The bottom line here is the bottom line – TU will support subjects that (probably) lead to jobs, and diminish those that exist for their own sake as a recherché waste of time. One questions whether or not this utilitarian quest for employability is antithetical to the actual task of a university, which is educating its students.
The full story of TU’s radical overhaul involves ‘emotional support animals’ being herded into classrooms after the election of Donald Trump and the splicing of academic programs with corporate interests until very little that has to do with the liberal arts remains. Jacob Howland, the McFarlin Professor of Philosophy at TU, summed it all up:
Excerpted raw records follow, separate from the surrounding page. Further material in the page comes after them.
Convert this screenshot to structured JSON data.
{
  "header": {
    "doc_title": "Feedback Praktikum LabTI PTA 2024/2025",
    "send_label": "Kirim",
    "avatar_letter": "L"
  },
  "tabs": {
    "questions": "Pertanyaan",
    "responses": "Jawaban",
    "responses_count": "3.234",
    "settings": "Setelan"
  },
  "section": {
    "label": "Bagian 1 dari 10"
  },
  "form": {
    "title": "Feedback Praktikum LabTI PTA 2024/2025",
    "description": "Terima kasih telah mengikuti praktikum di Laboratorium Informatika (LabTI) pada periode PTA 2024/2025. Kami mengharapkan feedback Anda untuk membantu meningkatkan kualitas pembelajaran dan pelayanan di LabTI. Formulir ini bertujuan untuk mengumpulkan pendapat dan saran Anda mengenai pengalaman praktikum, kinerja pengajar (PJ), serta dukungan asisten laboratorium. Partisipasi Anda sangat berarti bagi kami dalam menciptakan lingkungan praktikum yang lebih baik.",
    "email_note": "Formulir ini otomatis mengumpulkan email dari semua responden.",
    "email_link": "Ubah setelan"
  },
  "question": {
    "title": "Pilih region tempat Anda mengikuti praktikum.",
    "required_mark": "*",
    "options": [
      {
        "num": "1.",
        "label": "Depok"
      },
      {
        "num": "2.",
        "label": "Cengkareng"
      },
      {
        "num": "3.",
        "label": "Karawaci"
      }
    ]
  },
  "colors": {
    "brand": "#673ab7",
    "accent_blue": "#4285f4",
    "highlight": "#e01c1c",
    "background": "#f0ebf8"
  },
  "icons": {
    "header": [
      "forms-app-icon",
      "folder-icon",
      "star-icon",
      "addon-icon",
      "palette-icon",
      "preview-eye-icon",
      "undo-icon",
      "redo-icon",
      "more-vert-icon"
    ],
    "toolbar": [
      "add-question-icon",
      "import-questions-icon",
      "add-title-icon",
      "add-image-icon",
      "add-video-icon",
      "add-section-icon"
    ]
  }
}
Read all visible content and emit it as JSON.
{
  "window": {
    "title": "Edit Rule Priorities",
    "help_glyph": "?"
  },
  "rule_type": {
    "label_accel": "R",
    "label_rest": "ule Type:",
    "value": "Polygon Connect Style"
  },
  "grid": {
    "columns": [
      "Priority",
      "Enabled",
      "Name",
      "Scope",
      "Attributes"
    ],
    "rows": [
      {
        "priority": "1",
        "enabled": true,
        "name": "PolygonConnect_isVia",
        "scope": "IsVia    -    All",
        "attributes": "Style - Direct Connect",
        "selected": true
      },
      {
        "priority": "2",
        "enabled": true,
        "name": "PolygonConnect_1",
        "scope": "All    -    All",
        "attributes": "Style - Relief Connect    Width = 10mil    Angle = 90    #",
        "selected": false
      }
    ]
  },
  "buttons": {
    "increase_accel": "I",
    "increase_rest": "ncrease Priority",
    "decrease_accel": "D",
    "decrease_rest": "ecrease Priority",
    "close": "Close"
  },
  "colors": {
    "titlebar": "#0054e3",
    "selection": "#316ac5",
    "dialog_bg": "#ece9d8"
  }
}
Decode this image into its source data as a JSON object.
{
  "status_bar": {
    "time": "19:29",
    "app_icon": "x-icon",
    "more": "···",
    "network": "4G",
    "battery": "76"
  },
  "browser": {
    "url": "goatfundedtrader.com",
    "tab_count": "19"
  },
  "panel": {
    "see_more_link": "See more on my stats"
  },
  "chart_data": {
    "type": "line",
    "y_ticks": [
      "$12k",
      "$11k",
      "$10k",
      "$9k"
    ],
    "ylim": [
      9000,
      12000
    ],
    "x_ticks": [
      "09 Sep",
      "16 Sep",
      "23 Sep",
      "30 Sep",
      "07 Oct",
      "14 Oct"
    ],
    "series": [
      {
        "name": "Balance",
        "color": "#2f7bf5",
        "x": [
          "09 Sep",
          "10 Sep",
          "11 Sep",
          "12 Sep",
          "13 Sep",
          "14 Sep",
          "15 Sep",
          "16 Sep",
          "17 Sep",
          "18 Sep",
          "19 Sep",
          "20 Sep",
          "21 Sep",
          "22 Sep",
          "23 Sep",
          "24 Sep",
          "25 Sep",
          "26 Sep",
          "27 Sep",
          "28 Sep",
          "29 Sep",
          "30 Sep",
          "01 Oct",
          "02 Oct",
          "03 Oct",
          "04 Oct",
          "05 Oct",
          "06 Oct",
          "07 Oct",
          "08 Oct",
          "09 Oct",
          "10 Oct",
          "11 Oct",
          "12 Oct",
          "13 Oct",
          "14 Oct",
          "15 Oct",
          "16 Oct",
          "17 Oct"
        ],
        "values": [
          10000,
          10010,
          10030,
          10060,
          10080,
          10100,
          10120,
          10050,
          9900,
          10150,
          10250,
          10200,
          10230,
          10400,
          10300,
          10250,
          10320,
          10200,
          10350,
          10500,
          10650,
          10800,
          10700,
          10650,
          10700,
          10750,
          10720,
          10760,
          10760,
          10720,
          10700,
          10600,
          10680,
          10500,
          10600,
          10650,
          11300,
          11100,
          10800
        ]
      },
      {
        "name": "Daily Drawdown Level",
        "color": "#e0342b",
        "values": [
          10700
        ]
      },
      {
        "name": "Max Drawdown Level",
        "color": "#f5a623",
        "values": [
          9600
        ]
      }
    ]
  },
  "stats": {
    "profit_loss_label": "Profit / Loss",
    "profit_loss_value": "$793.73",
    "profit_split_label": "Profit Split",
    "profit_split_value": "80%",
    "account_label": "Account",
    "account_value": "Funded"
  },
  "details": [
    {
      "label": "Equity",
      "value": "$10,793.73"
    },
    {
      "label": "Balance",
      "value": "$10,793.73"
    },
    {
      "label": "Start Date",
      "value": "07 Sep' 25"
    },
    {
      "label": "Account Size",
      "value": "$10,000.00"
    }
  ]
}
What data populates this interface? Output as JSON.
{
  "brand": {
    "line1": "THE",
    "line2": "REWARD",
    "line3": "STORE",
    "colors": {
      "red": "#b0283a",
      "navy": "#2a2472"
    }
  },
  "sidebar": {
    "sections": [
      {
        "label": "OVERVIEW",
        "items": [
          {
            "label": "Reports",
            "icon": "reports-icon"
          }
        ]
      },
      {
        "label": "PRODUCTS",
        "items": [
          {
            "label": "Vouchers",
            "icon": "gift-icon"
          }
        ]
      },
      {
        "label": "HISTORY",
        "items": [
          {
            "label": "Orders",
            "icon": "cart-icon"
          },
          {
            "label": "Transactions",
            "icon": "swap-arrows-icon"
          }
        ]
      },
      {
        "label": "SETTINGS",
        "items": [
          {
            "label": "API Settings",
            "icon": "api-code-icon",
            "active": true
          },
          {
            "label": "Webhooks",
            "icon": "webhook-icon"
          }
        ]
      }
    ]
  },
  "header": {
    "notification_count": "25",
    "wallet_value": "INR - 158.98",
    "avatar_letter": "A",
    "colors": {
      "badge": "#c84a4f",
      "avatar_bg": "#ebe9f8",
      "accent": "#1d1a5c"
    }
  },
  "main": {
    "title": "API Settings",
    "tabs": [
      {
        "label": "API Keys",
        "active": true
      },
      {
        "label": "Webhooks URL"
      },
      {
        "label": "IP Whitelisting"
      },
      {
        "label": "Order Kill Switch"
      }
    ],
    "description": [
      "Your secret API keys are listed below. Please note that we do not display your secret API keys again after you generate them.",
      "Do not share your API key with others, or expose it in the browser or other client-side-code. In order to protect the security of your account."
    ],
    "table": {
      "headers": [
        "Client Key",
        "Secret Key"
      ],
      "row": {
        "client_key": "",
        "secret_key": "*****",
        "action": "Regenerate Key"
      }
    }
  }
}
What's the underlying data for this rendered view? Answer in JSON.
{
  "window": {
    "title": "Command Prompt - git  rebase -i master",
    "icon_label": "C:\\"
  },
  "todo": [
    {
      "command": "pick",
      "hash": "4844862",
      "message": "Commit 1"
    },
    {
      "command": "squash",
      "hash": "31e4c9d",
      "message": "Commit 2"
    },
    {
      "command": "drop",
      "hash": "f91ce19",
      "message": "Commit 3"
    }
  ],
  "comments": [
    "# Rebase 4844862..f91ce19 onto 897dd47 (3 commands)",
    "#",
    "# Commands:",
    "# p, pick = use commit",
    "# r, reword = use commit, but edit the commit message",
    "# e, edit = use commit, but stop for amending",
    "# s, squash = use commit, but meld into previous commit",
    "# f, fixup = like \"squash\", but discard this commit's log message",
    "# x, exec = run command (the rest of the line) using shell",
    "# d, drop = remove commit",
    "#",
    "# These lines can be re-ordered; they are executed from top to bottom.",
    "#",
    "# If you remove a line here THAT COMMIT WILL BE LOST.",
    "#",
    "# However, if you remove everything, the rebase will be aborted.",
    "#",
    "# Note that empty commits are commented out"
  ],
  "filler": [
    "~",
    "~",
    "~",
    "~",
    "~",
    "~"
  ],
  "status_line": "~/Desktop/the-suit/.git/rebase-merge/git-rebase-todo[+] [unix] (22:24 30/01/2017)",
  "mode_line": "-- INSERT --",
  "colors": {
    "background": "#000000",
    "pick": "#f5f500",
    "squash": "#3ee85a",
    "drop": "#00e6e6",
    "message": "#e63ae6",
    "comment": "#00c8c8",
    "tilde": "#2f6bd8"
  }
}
‘We have experienced what one could call a hostile takeover that appears to have made TU a subsidiary of Tulsa’s biggest charitable foundation and an agent of the city’s corporate interests. Our infantilized and indoctrinated students will receive but a light wash of liberal arts before they are popped from the higher-education oven. They will perhaps be credentialed, but they will not be educated.’
It reminds me of Margaret Atwood’s dystopian fiction: not The Handmaid’s Tale, that dour little book that ends with an unsatisfying academic in-joke of a last chapter, something I imagine millions of readers secretly didn’t get but were just too scared of looking dumb to say so. The Handmaid’s Tale is essentially The Turner Diaries for people who think that Mike Pence is secretly plotting to take over American wombs. No, the Atwood I mean is from 2004 and is called Oryx and Crake. She turns the dial up on a few ripped from the headlines issues – biotechnology, terrorism, corporate power, inequality, climate change – and creates a plausible, frightening near-future setting. We follow Jimmy and his friend Crake through childhood and adolescence until they go to university. Jimmy is good with words, Crake a genius with numbers.
The latter cruises into the Watson-Crick Institute, which ‘was like going to Harvard had been, back before it got drowned.’ Here students have palatial air-conditioned suites with a maid service. Everything is clean and expensive. They develop game-changing products directly for corporations and receive half the royalties for anything they invent at the Institute.
Jimmy scrapes into the Martha Graham Academy, founded by ‘a clutch of now dead liberal bleeding hearts from Old New York.’ Everything here is dirty and cheap. Although the focus is on Liberal Arts, the emphasis within each subject is utilitarian. By studying ‘Webgame Dynamics’, ‘Image Presentation’ or ‘Pictorial and Plastic Arts’ students can still ‘go into advertising, no sweat.’ In Atwood’s future philosophy, history and literature are a shoddy and threadbare territory, ‘like studying Latin or book-binding… no longer central to anything’ at a time when the arts have been winnowed away into ‘the singalong or the tomato bombardment or the wet t-shirt contest.’
In Oryx and Crake the barbarians who erode the academy and the arts into propaganda are straightforward market fundamentalists. Neoliberal types who enjoy putting down rebellious populations in the global south with private armies. Atwood’s future contains Leftists but they have no power; they’ve lost all the arguments, they’re marginal, they’re outcasts.
What she was unable to anticipate in 2004 – and what we have seen at the University of Tulsa, and at many of the biggest companies in America – is how political correctness and corporate power are not antagonists. They’re best friends.
At least conservatives can pat themselves on the back. They’re sending out exactly the right people to bat for civilization…